──────── Supplied records

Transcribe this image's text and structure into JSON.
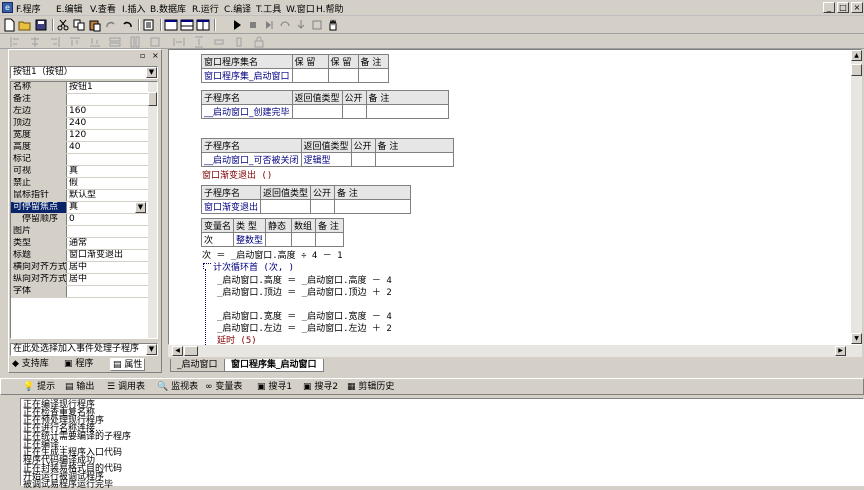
{
  "menu": {
    "icon": "e",
    "items": [
      "F.程序",
      "E.编辑",
      "V.查看",
      "I.插入",
      "B.数据库",
      "R.运行",
      "C.编译",
      "T.工具",
      "W.窗口",
      "H.帮助"
    ],
    "window_buttons": [
      "_",
      "□",
      "×"
    ]
  },
  "toolbar_icons": [
    "new-icon",
    "open-icon",
    "save-icon",
    "cut-icon",
    "copy-icon",
    "paste-icon",
    "redo-icon",
    "undo-icon",
    "find-icon",
    "layout-a-icon",
    "layout-b-icon",
    "layout-c-icon",
    "run-icon",
    "stop-icon",
    "step-icon",
    "step-over-icon",
    "step-out-icon",
    "breakpoint-icon",
    "hand-icon"
  ],
  "left_panel": {
    "object": "按钮1（按钮）",
    "properties": [
      {
        "name": "名称",
        "value": "按钮1"
      },
      {
        "name": "备注",
        "value": ""
      },
      {
        "name": "左边",
        "value": "160"
      },
      {
        "name": "顶边",
        "value": "240"
      },
      {
        "name": "宽度",
        "value": "120"
      },
      {
        "name": "高度",
        "value": "40"
      },
      {
        "name": "标记",
        "value": ""
      },
      {
        "name": "可视",
        "value": "真"
      },
      {
        "name": "禁止",
        "value": "假"
      },
      {
        "name": "鼠标指针",
        "value": "默认型"
      },
      {
        "name": "可停留焦点",
        "value": "真",
        "selected": true
      },
      {
        "name": "　停留顺序",
        "value": "0"
      },
      {
        "name": "图片",
        "value": ""
      },
      {
        "name": "类型",
        "value": "通常"
      },
      {
        "name": "标题",
        "value": "窗口渐变退出"
      },
      {
        "name": "横向对齐方式",
        "value": "居中"
      },
      {
        "name": "纵向对齐方式",
        "value": "居中"
      },
      {
        "name": "字体",
        "value": ""
      }
    ],
    "event_placeholder": "在此处选择加入事件处理子程序",
    "tabs": [
      "支持库",
      "程序",
      "属性"
    ]
  },
  "editor": {
    "t1": {
      "headers": [
        "窗口程序集名",
        "保 留",
        "保 留",
        "备 注"
      ],
      "row": [
        "窗口程序集_启动窗口",
        "",
        "",
        ""
      ]
    },
    "t2": {
      "headers": [
        "子程序名",
        "返回值类型",
        "公开",
        "备 注"
      ],
      "row": [
        "__启动窗口_创建完毕",
        "",
        "",
        ""
      ]
    },
    "t3": {
      "headers": [
        "子程序名",
        "返回值类型",
        "公开",
        "备 注"
      ],
      "row": [
        "__启动窗口_可否被关闭",
        "逻辑型",
        "",
        ""
      ]
    },
    "call": "窗口渐变退出 ()",
    "t4": {
      "headers": [
        "子程序名",
        "返回值类型",
        "公开",
        "备 注"
      ],
      "row": [
        "窗口渐变退出",
        "",
        "",
        ""
      ]
    },
    "t5": {
      "headers": [
        "变量名",
        "类 型",
        "静态",
        "数组",
        "备 注"
      ],
      "row": [
        "次",
        "整数型",
        "",
        "",
        ""
      ]
    },
    "code": [
      "次 ＝ _启动窗口.高度 ÷ 4 － 1",
      "计次循环首 (次, )",
      "_启动窗口.高度 ＝ _启动窗口.高度 － 4",
      "_启动窗口.顶边 ＝ _启动窗口.顶边 ＋ 2",
      "",
      "_启动窗口.宽度 ＝ _启动窗口.宽度 － 4",
      "_启动窗口.左边 ＝ _启动窗口.左边 ＋ 2",
      "延时 (5)"
    ]
  },
  "editor_tabs": [
    "_启动窗口",
    "窗口程序集_启动窗口"
  ],
  "output_tabs": [
    "提示",
    "输出",
    "调用表",
    "监视表",
    "变量表",
    "搜寻1",
    "搜寻2",
    "剪辑历史"
  ],
  "output_lines": [
    "正在编译现行程序",
    "正在检查重复名称",
    "正在预处理现行程序",
    "正在进行名称连接...",
    "正在统计需要编译的子程序",
    "正在编译...",
    "正在生成主程序入口代码",
    "程序代码编译成功",
    "正在封装易格式目的代码",
    "开始运行被调试程序",
    "被调试易程序运行完毕"
  ]
}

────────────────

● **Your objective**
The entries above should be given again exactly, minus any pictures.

● **Exercise response**
Transcribe this image's text and structure into JSON.
{
  "menu": {
    "icon": "e",
    "items": [
      "F.程序",
      "E.编辑",
      "V.查看",
      "I.插入",
      "B.数据库",
      "R.运行",
      "C.编译",
      "T.工具",
      "W.窗口",
      "H.帮助"
    ],
    "window_buttons": [
      "_",
      "□",
      "×"
    ]
  },
  "toolbar_icons": [
    "new-icon",
    "open-icon",
    "save-icon",
    "cut-icon",
    "copy-icon",
    "paste-icon",
    "redo-icon",
    "undo-icon",
    "find-icon",
    "layout-a-icon",
    "layout-b-icon",
    "layout-c-icon",
    "run-icon",
    "stop-icon",
    "step-icon",
    "step-over-icon",
    "step-out-icon",
    "breakpoint-icon",
    "hand-icon"
  ],
  "left_panel": {
    "object": "按钮1（按钮）",
    "properties": [
      {
        "name": "名称",
        "value": "按钮1"
      },
      {
        "name": "备注",
        "value": ""
      },
      {
        "name": "左边",
        "value": "160"
      },
      {
        "name": "顶边",
        "value": "240"
      },
      {
        "name": "宽度",
        "value": "120"
      },
      {
        "name": "高度",
        "value": "40"
      },
      {
        "name": "标记",
        "value": ""
      },
      {
        "name": "可视",
        "value": "真"
      },
      {
        "name": "禁止",
        "value": "假"
      },
      {
        "name": "鼠标指针",
        "value": "默认型"
      },
      {
        "name": "可停留焦点",
        "value": "真",
        "selected": true
      },
      {
        "name": "　停留顺序",
        "value": "0"
      },
      {
        "name": "图片",
        "value": ""
      },
      {
        "name": "类型",
        "value": "通常"
      },
      {
        "name": "标题",
        "value": "窗口渐变退出"
      },
      {
        "name": "横向对齐方式",
        "value": "居中"
      },
      {
        "name": "纵向对齐方式",
        "value": "居中"
      },
      {
        "name": "字体",
        "value": ""
      }
    ],
    "event_placeholder": "在此处选择加入事件处理子程序",
    "tabs": [
      "支持库",
      "程序",
      "属性"
    ]
  },
  "editor": {
    "t1": {
      "headers": [
        "窗口程序集名",
        "保 留",
        "保 留",
        "备 注"
      ],
      "row": [
        "窗口程序集_启动窗口",
        "",
        "",
        ""
      ]
    },
    "t2": {
      "headers": [
        "子程序名",
        "返回值类型",
        "公开",
        "备 注"
      ],
      "row": [
        "__启动窗口_创建完毕",
        "",
        "",
        ""
      ]
    },
    "t3": {
      "headers": [
        "子程序名",
        "返回值类型",
        "公开",
        "备 注"
      ],
      "row": [
        "__启动窗口_可否被关闭",
        "逻辑型",
        "",
        ""
      ]
    },
    "call": "窗口渐变退出 ()",
    "t4": {
      "headers": [
        "子程序名",
        "返回值类型",
        "公开",
        "备 注"
      ],
      "row": [
        "窗口渐变退出",
        "",
        "",
        ""
      ]
    },
    "t5": {
      "headers": [
        "变量名",
        "类 型",
        "静态",
        "数组",
        "备 注"
      ],
      "row": [
        "次",
        "整数型",
        "",
        "",
        ""
      ]
    },
    "code": [
      "次 ＝ _启动窗口.高度 ÷ 4 － 1",
      "计次循环首 (次, )",
      "_启动窗口.高度 ＝ _启动窗口.高度 － 4",
      "_启动窗口.顶边 ＝ _启动窗口.顶边 ＋ 2",
      "",
      "_启动窗口.宽度 ＝ _启动窗口.宽度 － 4",
      "_启动窗口.左边 ＝ _启动窗口.左边 ＋ 2",
      "延时 (5)"
    ]
  },
  "editor_tabs": [
    "_启动窗口",
    "窗口程序集_启动窗口"
  ],
  "output_tabs": [
    "提示",
    "输出",
    "调用表",
    "监视表",
    "变量表",
    "搜寻1",
    "搜寻2",
    "剪辑历史"
  ],
  "output_lines": [
    "正在编译现行程序",
    "正在检查重复名称",
    "正在预处理现行程序",
    "正在进行名称连接...",
    "正在统计需要编译的子程序",
    "正在编译...",
    "正在生成主程序入口代码",
    "程序代码编译成功",
    "正在封装易格式目的代码",
    "开始运行被调试程序",
    "被调试易程序运行完毕"
  ]
}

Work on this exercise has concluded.